In a previous post I explained the importance of gathering requirements at the start of a project. In this post I'm going to discuss the relationship between certain requirements and different document assembly solutions.
At the Risk & Insurance Management Society Conference (RIMS2010 Boston) last month, Exari conducted a survey of Risk Managers to assess the "State of the Renewals Process."
We surveyed Risk Managers from across the United States and Europe, representing a wide range of industries, to learn what they have to do each year when the time comes to renew their corporate insurance coverages.
So, you've decided your organization could improve the way it creates documents. Or, as an ex-McKinsey mate of mine would say, there are 'development opportunities.'

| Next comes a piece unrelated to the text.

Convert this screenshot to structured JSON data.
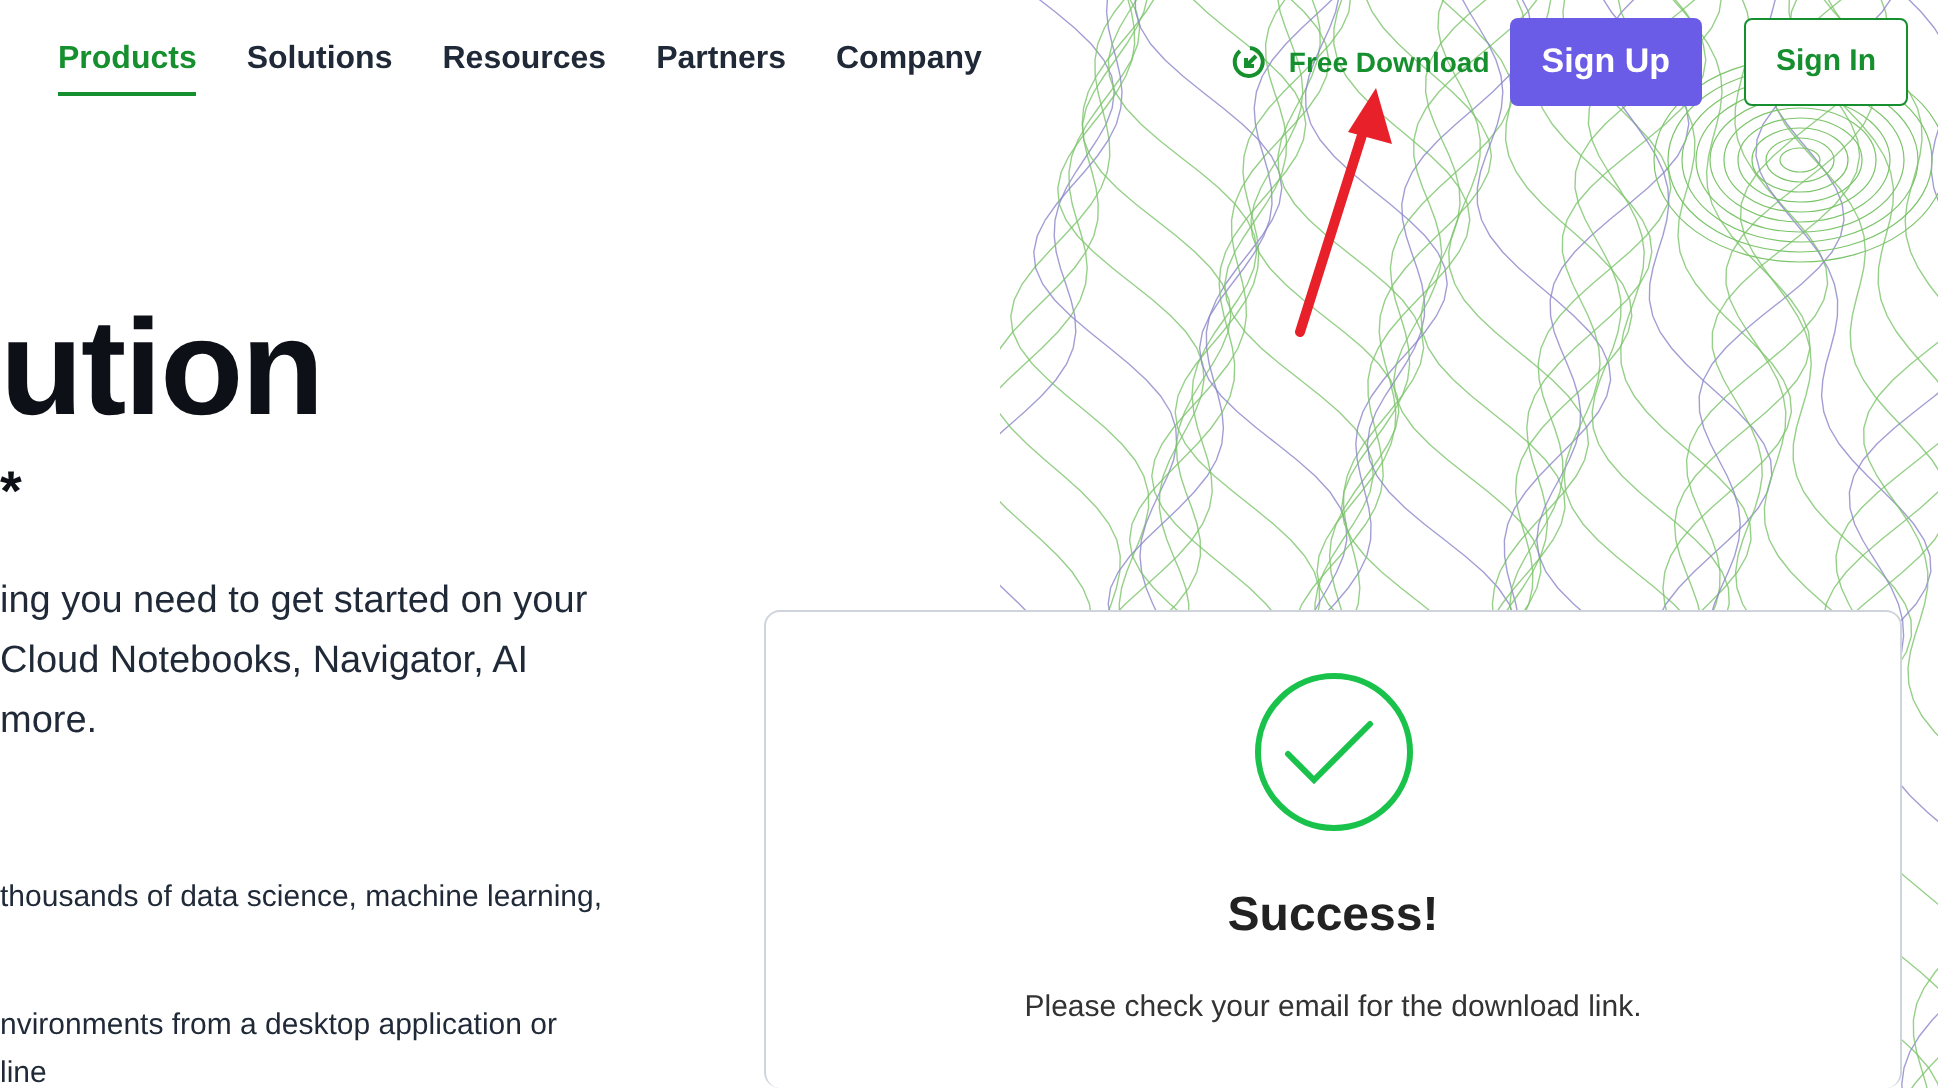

You're even convinced that document assembly is the way to go. So far so good.
In his recent post The fictional nature of money, Christoper Penn said,
"Think about how to create the perception of value. Think about how to inspire in someone else the desire to give you anything you want in exchange for that perceived value. What do people value about you, about your products or services? How can you provide more of that value perception? How can you boost the perception of the value that’s already there?"
Unless you've been living in a cave for the past few years, you'll be aware that corporates, governments and consumers alike are taking environmental concerns very seriously. So given that you're already recycling everything, walking to work and growing all of your own food, what can you do as a lawyer to help save the planet? The following tips should help:
All buyers of insurance require evidence of their purchase whether they are a Fortune 500 company or an individual looking for personal lines cover.
Large clients have the resources to develop bespoke wordings tailored to their requirements. These have often been developed with their broker over many years and will include coverages designed to protect the company’s unique global operations.
What defines a contract? Does it need to be a piece of paper?
A contract used to be a piece of paper or parchment or some writing on some thing that outlined the commitments between two parties. The launch of the iPad the other day, however, led me to think about another kind of contract that may be in our future. [Full disclosure: The Exari Boston office is one block from the Apple Store and you couldn't miss the line outside.]
It's almost that time of the year again (in Australia, anyway). 1 July is traditionally when law firms increase their rates. Of course, with legal budgets having been cut, clients no longer tolerate this particular 'tradition.' So, what can you do?
Gilbert + Tobin came up with a novel solution for Telstra by offering the telco a compelling all-you-can-eat deal. Now, not everyone can do a G+T, but the question remains... what steps can you take to increase value for your clients?